For every school day of the walkout they rallied outside and inside the Capitol and at schools across the state. This is the first teachers strike in West Virginia since 1990.
“This all started with the health premiums,” Maria McCoy Hanna, a middle-school teacher in Greenbrier County, told the Militant. “Premiums are going up and I pay that out of pocket. The pay raise won’t even cover that.”
In West Virginia the state legislature decides on the wages and benefits for all workers in the public school system. Arguing that the state lacks the funds for health coverage, government officials voted to put this on the backs of workers. Legislators voted to increase the premiums and limit wage raises to 1 percent for each of the coming five years, outraging the workers.
Union locals in each of the 55 counties then met and members voted in all of them to authorize a statewide walkout before the end of the legislative session March 10.
Thousands of teachers and school service workers, joined by coal miners, students and other allies of their fight, gathered outside the Capitol Feb. 17, chanting “Fed up, fired up!” and “Enough is enough!
The legislature responded three days later by freezing imposition of the new premiums for 16 months and raising wages 2 percent in the first year.
West Virginia ranks 48th out of the 50 states in teachers’ wages. There are hundreds of vacancies across the state with neighboring states offering substantially higher pay.
“I took a $16,000 pay cut when I moved here from Kentucky,” McCoy Hanna said. “I work two jobs. I have to. I have student loans.”
The workers originally announced a two-day strike. “It is clear that education employees are not satisfied with the inaction of the legislative leadership or the governor to date,” the American Federation of Teachers, West Virginia Education Association and West Virginia School Service Personnel Association — the unions that represent the workers in the school system — said in a joint statement Feb. 23, extending the strike.
“We’ve got to stay out, and stay out together,” Scott Whitt, a Raleigh County school bus driver, told the Militant at the Feb. 26 rally. “A ‘rolling strike’ where only four or five counties at a time are out would be bad. That would be like the ‘selected strikes’ they started in the mines. It weakens us.”
State officials declared the work stoppage illegal, as they did in 1990. But so far they haven’t attempted to enforce the order.
“An injunction is not going to change anything,” Whitt said. “My grandfather was a UMWA miner. Back then, coal barons would have your house burned down if they wanted to. This is labor’s last chance. We have nowhere to go if we don’t fight now. Look at the nonunion workers at Walmart. They have no leg to stand on.”

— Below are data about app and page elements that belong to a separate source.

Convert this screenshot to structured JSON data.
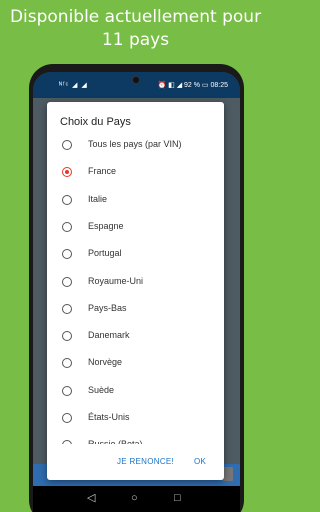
{
  "headline": {
    "line1": "Disponible actuellement pour",
    "line2": "11 pays"
  },
  "status_bar": {
    "left": "ᴺᶠᶜ ◢ ◢",
    "right": "⏰ ◧ ◢ 92 % ▭ 08:25"
  },
  "dialog": {
    "title": "Choix du Pays",
    "options": [
      {
        "label": "Tous les pays (par VIN)",
        "checked": false
      },
      {
        "label": "France",
        "checked": true
      },
      {
        "label": "Italie",
        "checked": false
      },
      {
        "label": "Espagne",
        "checked": false
      },
      {
        "label": "Portugal",
        "checked": false
      },
      {
        "label": "Royaume-Uni",
        "checked": false
      },
      {
        "label": "Pays-Bas",
        "checked": false
      },
      {
        "label": "Danemark",
        "checked": false
      },
      {
        "label": "Norvège",
        "checked": false
      },
      {
        "label": "Suède",
        "checked": false
      },
      {
        "label": "États-Unis",
        "checked": false
      },
      {
        "label": "Russie (Beta)",
        "checked": false
      }
    ],
    "cancel_label": "JE RENONCE!",
    "ok_label": "OK"
  },
  "nav": {
    "back": "◁",
    "home": "○",
    "recents": "□"
  },
  "colors": {
    "background": "#77bd46",
    "accent": "#e8372a",
    "button": "#1a73c8"
  }
}
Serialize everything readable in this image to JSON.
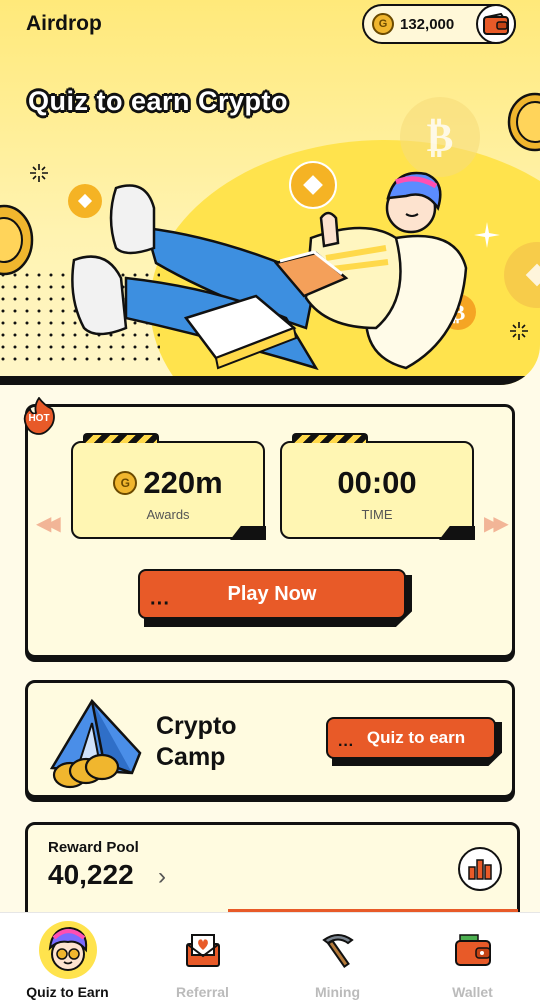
{
  "header": {
    "title": "Airdrop",
    "balance": "132,000",
    "coin_icon": "coin-icon",
    "wallet_icon": "wallet-icon"
  },
  "hero": {
    "headline": "Quiz to earn Crypto"
  },
  "quiz_card": {
    "badge": "HOT",
    "awards_value": "220m",
    "awards_label": "Awards",
    "time_value": "00:00",
    "time_label": "TIME",
    "play_label": "Play Now"
  },
  "camp_card": {
    "title": "Crypto Camp",
    "button_label": "Quiz to earn"
  },
  "pool_card": {
    "label": "Reward Pool",
    "value": "40,222"
  },
  "nav": {
    "items": [
      {
        "label": "Quiz to Earn",
        "icon": "avatar-icon",
        "active": true
      },
      {
        "label": "Referral",
        "icon": "envelope-heart-icon",
        "active": false
      },
      {
        "label": "Mining",
        "icon": "pickaxe-icon",
        "active": false
      },
      {
        "label": "Wallet",
        "icon": "wallet-icon",
        "active": false
      }
    ]
  },
  "colors": {
    "accent": "#e85a28",
    "yellow": "#ffe34d",
    "card_bg": "#fffbe0",
    "coin": "#f0b62e"
  }
}
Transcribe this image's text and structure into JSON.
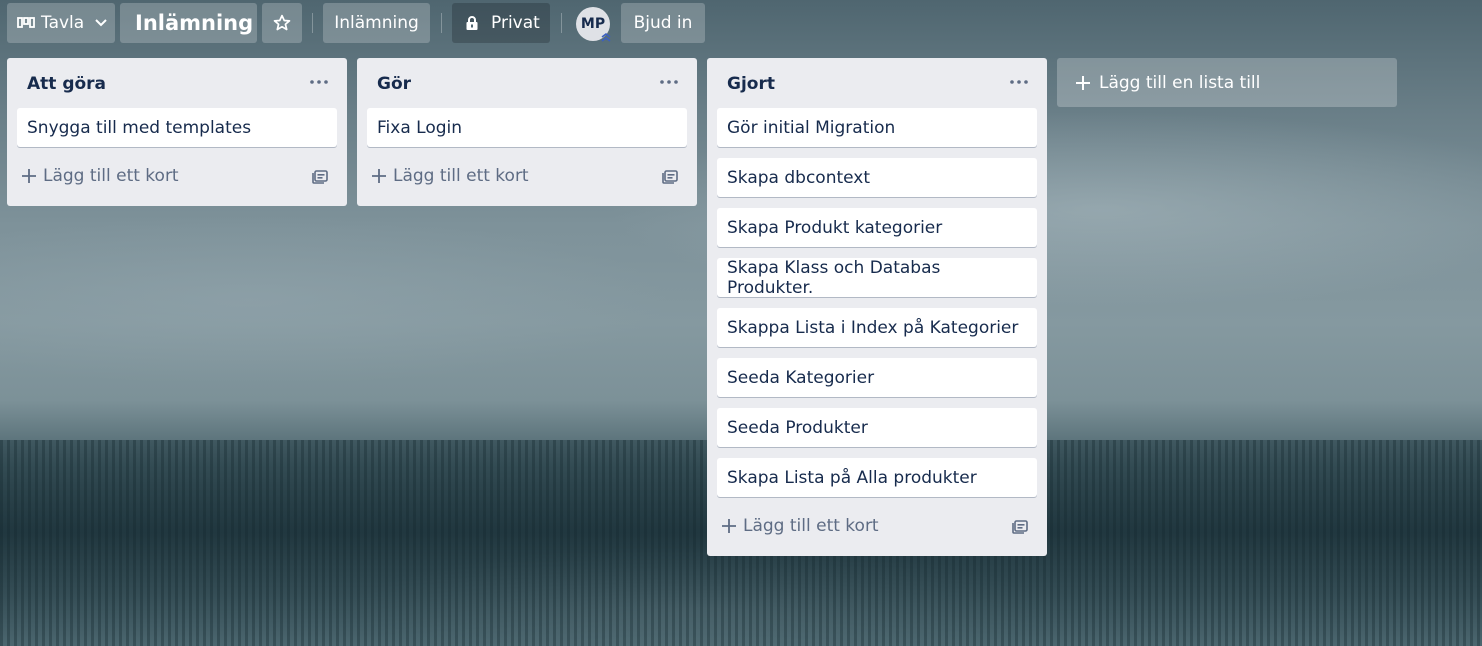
{
  "header": {
    "view_switcher": "Tavla",
    "board_title": "Inlämning",
    "workspace": "Inlämning",
    "visibility": "Privat",
    "member_initials": "MP",
    "invite_label": "Bjud in"
  },
  "lists": [
    {
      "title": "Att göra",
      "cards": [
        "Snygga till med templates"
      ],
      "add_card": "Lägg till ett kort"
    },
    {
      "title": "Gör",
      "cards": [
        "Fixa Login"
      ],
      "add_card": "Lägg till ett kort"
    },
    {
      "title": "Gjort",
      "cards": [
        "Gör initial Migration",
        "Skapa dbcontext",
        "Skapa Produkt kategorier",
        "Skapa Klass och Databas Produkter.",
        "Skappa Lista i Index på Kategorier",
        "Seeda Kategorier",
        "Seeda Produkter",
        "Skapa Lista på Alla produkter"
      ],
      "add_card": "Lägg till ett kort"
    }
  ],
  "add_list_label": "Lägg till en lista till",
  "colors": {
    "list_bg": "#ebecf0",
    "text": "#172b4d",
    "muted": "#5e6c84"
  }
}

Widespread support across the stateUnited Mine Workers President Cecil Roberts spoke at the Feb. 26 rally, calling on “every union member in the state of West Virginia — coal miners, steelworkers, rubber workers, electrical workers, everybody — to stand around these workers.”
Students in 12 counties released a joint open letter backing their teachers.

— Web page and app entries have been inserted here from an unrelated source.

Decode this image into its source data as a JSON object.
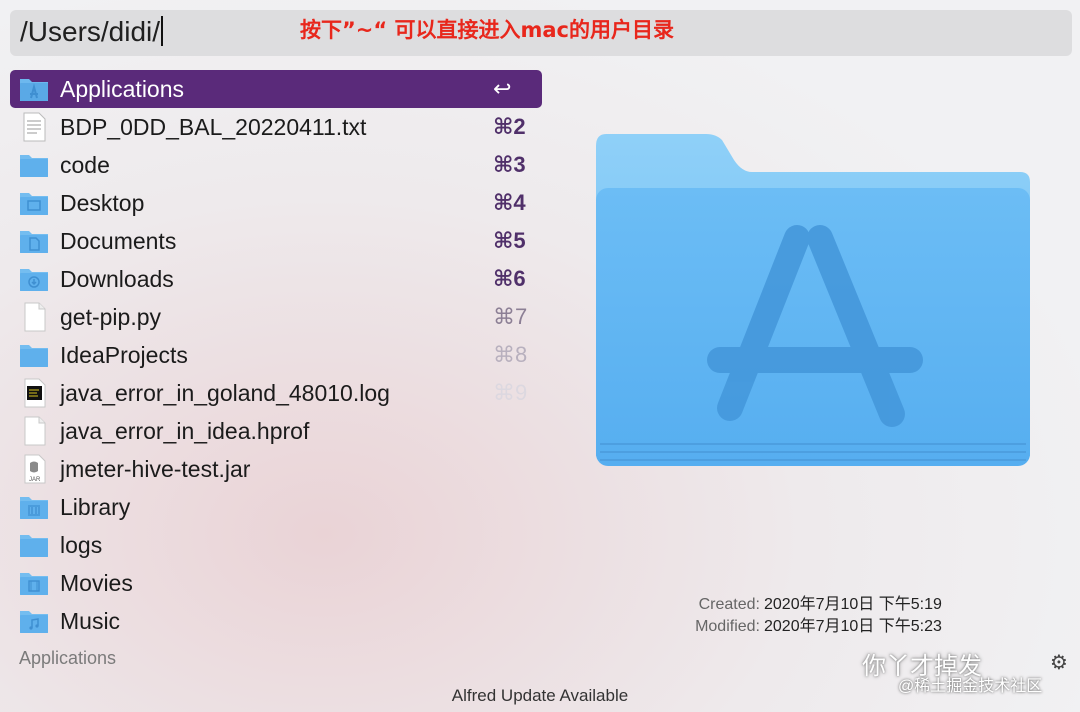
{
  "search": {
    "query": "/Users/didi/"
  },
  "annotation": {
    "text": "按下”~“ 可以直接进入mac的用户目录"
  },
  "results": [
    {
      "label": "Applications",
      "shortcut": "↩",
      "icon": "applications-folder-icon",
      "selected": true
    },
    {
      "label": "BDP_0DD_BAL_20220411.txt",
      "shortcut": "⌘2",
      "icon": "text-file-icon"
    },
    {
      "label": "code",
      "shortcut": "⌘3",
      "icon": "folder-icon"
    },
    {
      "label": "Desktop",
      "shortcut": "⌘4",
      "icon": "desktop-folder-icon"
    },
    {
      "label": "Documents",
      "shortcut": "⌘5",
      "icon": "documents-folder-icon"
    },
    {
      "label": "Downloads",
      "shortcut": "⌘6",
      "icon": "downloads-folder-icon"
    },
    {
      "label": "get-pip.py",
      "shortcut": "⌘7",
      "icon": "document-icon"
    },
    {
      "label": "IdeaProjects",
      "shortcut": "⌘8",
      "icon": "folder-icon"
    },
    {
      "label": "java_error_in_goland_48010.log",
      "shortcut": "⌘9",
      "icon": "log-file-icon"
    },
    {
      "label": "java_error_in_idea.hprof",
      "shortcut": "",
      "icon": "document-icon"
    },
    {
      "label": "jmeter-hive-test.jar",
      "shortcut": "",
      "icon": "jar-file-icon"
    },
    {
      "label": "Library",
      "shortcut": "",
      "icon": "library-folder-icon"
    },
    {
      "label": "logs",
      "shortcut": "",
      "icon": "folder-icon"
    },
    {
      "label": "Movies",
      "shortcut": "",
      "icon": "movies-folder-icon"
    },
    {
      "label": "Music",
      "shortcut": "",
      "icon": "music-folder-icon"
    }
  ],
  "footer": {
    "section_label": "Applications",
    "update_status": "Alfred Update Available"
  },
  "preview": {
    "icon": "applications-folder-large-icon",
    "created_label": "Created:",
    "created_value": "2020年7月10日 下午5:19",
    "modified_label": "Modified:",
    "modified_value": "2020年7月10日 下午5:23"
  },
  "watermark": {
    "line1": "你丫才掉发",
    "line2": "@稀土掘金技术社区"
  },
  "colors": {
    "selected_bg": "#5a2a7a",
    "annotation": "#e8271c",
    "folder_blue": "#5fb3f0"
  }
}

The workers have taken steps to minimize the impact of the walkout on other workers, aided by a broad social movement in their support. Churches, community centers, recreation centers and other groups have opened their doors to give children a place to go during school hours, which means their parents don’t have to miss work to care for them. Food drives and soup kitchens have been organized to make sure children who rely on schools for their lunch won’t go hungry.

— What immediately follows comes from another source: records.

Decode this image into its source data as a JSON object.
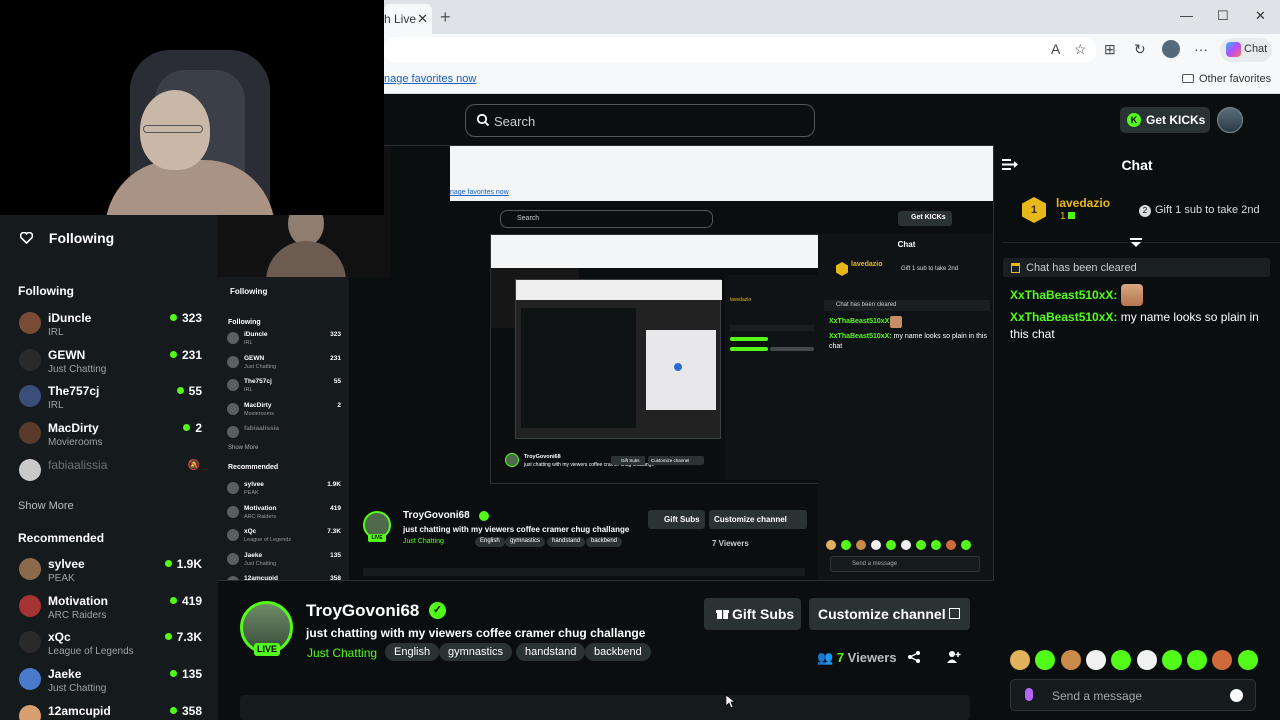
{
  "browser": {
    "tab_label": "h Live",
    "favorites_link": "nage favorites now",
    "other_favorites": "Other favorites",
    "copilot_label": "Chat"
  },
  "header": {
    "search_placeholder": "Search",
    "get_kicks": "Get KICKs"
  },
  "sidebar": {
    "title": "Following",
    "following_label": "Following",
    "following": [
      {
        "name": "iDuncle",
        "category": "IRL",
        "viewers": "323"
      },
      {
        "name": "GEWN",
        "category": "Just Chatting",
        "viewers": "231"
      },
      {
        "name": "The757cj",
        "category": "IRL",
        "viewers": "55"
      },
      {
        "name": "MacDirty",
        "category": "Movierooms",
        "viewers": "2"
      },
      {
        "name": "fabiaalissia",
        "category": "",
        "viewers": ""
      }
    ],
    "show_more": "Show More",
    "recommended_label": "Recommended",
    "recommended": [
      {
        "name": "sylvee",
        "category": "PEAK",
        "viewers": "1.9K"
      },
      {
        "name": "Motivation",
        "category": "ARC Raiders",
        "viewers": "419"
      },
      {
        "name": "xQc",
        "category": "League of Legends",
        "viewers": "7.3K"
      },
      {
        "name": "Jaeke",
        "category": "Just Chatting",
        "viewers": "135"
      },
      {
        "name": "12amcupid",
        "category": "",
        "viewers": "358"
      }
    ]
  },
  "channel": {
    "name": "TroyGovoni68",
    "live": "LIVE",
    "title": "just chatting with my viewers coffee cramer chug challange",
    "category": "Just Chatting",
    "tags": [
      "English",
      "gymnastics",
      "handstand",
      "backbend"
    ],
    "gift_subs": "Gift Subs",
    "customize": "Customize channel",
    "viewers": "7",
    "viewers_label": "Viewers"
  },
  "nested": {
    "channel_name": "TroyGovoni68",
    "title": "just chatting with my viewers coffee cramer chug challange",
    "category": "Just Chatting",
    "tags": [
      "English",
      "gymnastics",
      "handstand",
      "backbend"
    ],
    "gift_subs": "Gift Subs",
    "customize": "Customize channel",
    "viewers": "7 Viewers",
    "search": "Search",
    "get_kicks": "Get KICKs",
    "chat_title": "Chat",
    "following": "Following",
    "recommended": "Recommended",
    "show_more": "Show More",
    "send": "Send a message",
    "pin_name": "lavedazio",
    "pin_gift": "Gift 1 sub to take 2nd",
    "cleared": "Chat has been cleared",
    "msg_user": "XxThaBeast510xX:",
    "msg_text": "my name looks so plain in this chat",
    "fav": "nage favorites now",
    "items": [
      {
        "name": "iDuncle",
        "cat": "IRL",
        "v": "323"
      },
      {
        "name": "GEWN",
        "cat": "Just Chatting",
        "v": "231"
      },
      {
        "name": "The757cj",
        "cat": "IRL",
        "v": "55"
      },
      {
        "name": "MacDirty",
        "cat": "Movierooms",
        "v": "2"
      },
      {
        "name": "fabiaalissia",
        "cat": "",
        "v": ""
      }
    ],
    "rec": [
      {
        "name": "sylvee",
        "cat": "PEAK",
        "v": "1.9K"
      },
      {
        "name": "Motivation",
        "cat": "ARC Raiders",
        "v": "419"
      },
      {
        "name": "xQc",
        "cat": "League of Legends",
        "v": "7.3K"
      },
      {
        "name": "Jaeke",
        "cat": "Just Chatting",
        "v": "135"
      },
      {
        "name": "12amcupid",
        "cat": "",
        "v": "358"
      }
    ]
  },
  "chat": {
    "title": "Chat",
    "pinned_user": "lavedazio",
    "pinned_count": "1",
    "pinned_rank": "1",
    "pinned_gift": "Gift 1 sub to take 2nd",
    "gift_count": "2",
    "cleared": "Chat has been cleared",
    "messages": [
      {
        "user": "XxThaBeast510xX:",
        "text": ""
      },
      {
        "user": "XxThaBeast510xX:",
        "text": "my name looks so plain in this chat"
      }
    ],
    "send_placeholder": "Send a message"
  },
  "colors": {
    "accent": "#53fc18",
    "background": "#0b0e0f",
    "panel": "#151a1c",
    "gold": "#e8b81a"
  }
}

Workers in West Virginia have faced an economic and social crisis for years. International competition and government regulations have caused a drop in demand for area coal, a key industry in the state. And coal bosses closed down or shifted production elsewhere to escape the United Mine Workers union. Coal mining jobs have plummeted in the state by 40 percent over the last five years. Today West Virginia has one of the highest rates of deaths from opioid overdoses in the country.
“In these circumstances, there is a lot of social tension building up here,” Thorn Roberts, who works in his family’s oil and gas business in Elizabeth, West Virginia, told the Militant Feb. 24. Pointing to miners’ labor battles 100 years ago, he said, “A lot has gone wrong since then. But the teachers strike may be an advance rumbling of something, like a preliminary seismic shock.”
Emma Johnson contributed to this article.